Last weekend I was minding my own business, sitting in the lake, reading my book, when three women approached the shore, talking amongst themselves. When I looked up, one of them said, "Don't worry. We aren't planning on sitting here, interrupting you. We're heading out for a swim." They removed their brightly coloured bathing suit cover-ups and gingerly stepped over the rocks. They observed how sharp the rocks were; their old feet were not happy. Then one gal looked at me and asked what I was reading. Proud that I wasn't reading something fluffy, I held it up so she could see the front cover. 
"OH! I love that book! One of my favorites. You'll love it."
I replied, "It's one of my favorites too. I ready it ten years ago, so this is a re-read. I've forgotten most of it, so it feels new to me. One of the few benefits of growing old."

They went off chatting and swimming and I resumed reading. 
But the image of those three friends stuck with me for the next hour as I waited for them to return. Those gals must've been in their 60's. Maybe one of them a bit older than that? They way they confidently strutted up to the lake, took off their outer layer and with bodies that were lovely but not 20, they waded into the lake with joy in their voices, left an impact on me. 

When they returned, after FOREVER, we talked again, briefly, about books and book clubs. I asked if I could take a picture of them, to capture a bit of The Happy they had about them. 

We exchanged email addresses; I sent them the 1/2 dozen photos I took, they're going to send me book recommendations. 
There are memes about three older women going swimming (can't find one now, of course), being comfortable in their skin. These three are REAL LIFE examples of that. And it was inspiring. 

  • So grateful for Zac. He's spending his weekend taking down the tree-fort my dad built twenty years ago. BC Parks just saw it, and duct-taped a BY ORDER OF PARK OFFICE notice to the decaying structure, advising us we were required to remove it immediately. 

  • Thankful for mammograms.
  • and all the hidden things that can be seen from blood tests
  • Thankful for dentists who convince their patients that smiles are important. 
  • Thankful for this cloudy Sunday afternoon.

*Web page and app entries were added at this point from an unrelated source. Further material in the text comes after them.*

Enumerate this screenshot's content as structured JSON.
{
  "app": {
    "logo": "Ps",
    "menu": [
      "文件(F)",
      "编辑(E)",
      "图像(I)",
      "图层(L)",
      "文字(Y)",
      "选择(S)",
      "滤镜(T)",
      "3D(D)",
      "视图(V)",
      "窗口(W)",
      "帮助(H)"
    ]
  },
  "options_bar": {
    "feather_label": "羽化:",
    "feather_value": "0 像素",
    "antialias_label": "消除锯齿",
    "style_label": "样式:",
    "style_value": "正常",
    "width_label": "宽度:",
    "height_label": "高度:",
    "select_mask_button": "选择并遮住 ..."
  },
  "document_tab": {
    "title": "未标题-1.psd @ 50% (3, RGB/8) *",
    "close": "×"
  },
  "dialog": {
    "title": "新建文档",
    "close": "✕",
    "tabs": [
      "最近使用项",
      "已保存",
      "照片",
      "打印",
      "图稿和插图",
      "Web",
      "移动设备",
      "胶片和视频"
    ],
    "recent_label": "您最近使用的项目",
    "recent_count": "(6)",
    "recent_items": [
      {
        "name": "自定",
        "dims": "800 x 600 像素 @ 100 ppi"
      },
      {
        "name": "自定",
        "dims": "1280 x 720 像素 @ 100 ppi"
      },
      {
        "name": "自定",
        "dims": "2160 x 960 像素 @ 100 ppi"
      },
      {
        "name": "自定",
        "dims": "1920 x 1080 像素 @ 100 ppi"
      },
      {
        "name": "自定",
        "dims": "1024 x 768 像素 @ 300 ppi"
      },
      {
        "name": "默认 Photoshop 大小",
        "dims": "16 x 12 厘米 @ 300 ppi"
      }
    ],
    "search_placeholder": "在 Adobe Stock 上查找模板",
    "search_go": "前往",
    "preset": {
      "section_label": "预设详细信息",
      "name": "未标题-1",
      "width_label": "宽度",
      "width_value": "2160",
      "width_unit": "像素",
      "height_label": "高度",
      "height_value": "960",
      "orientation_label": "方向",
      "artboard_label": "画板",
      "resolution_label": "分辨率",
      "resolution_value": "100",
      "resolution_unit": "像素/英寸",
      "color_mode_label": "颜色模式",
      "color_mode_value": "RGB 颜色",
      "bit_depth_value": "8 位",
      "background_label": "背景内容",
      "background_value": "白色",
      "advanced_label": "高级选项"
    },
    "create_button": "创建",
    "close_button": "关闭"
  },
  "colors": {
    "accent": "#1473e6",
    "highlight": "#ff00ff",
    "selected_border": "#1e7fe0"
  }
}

Thanks for stopping by.
Moisturize your forehead, rehydrate hourly and feel your boobs.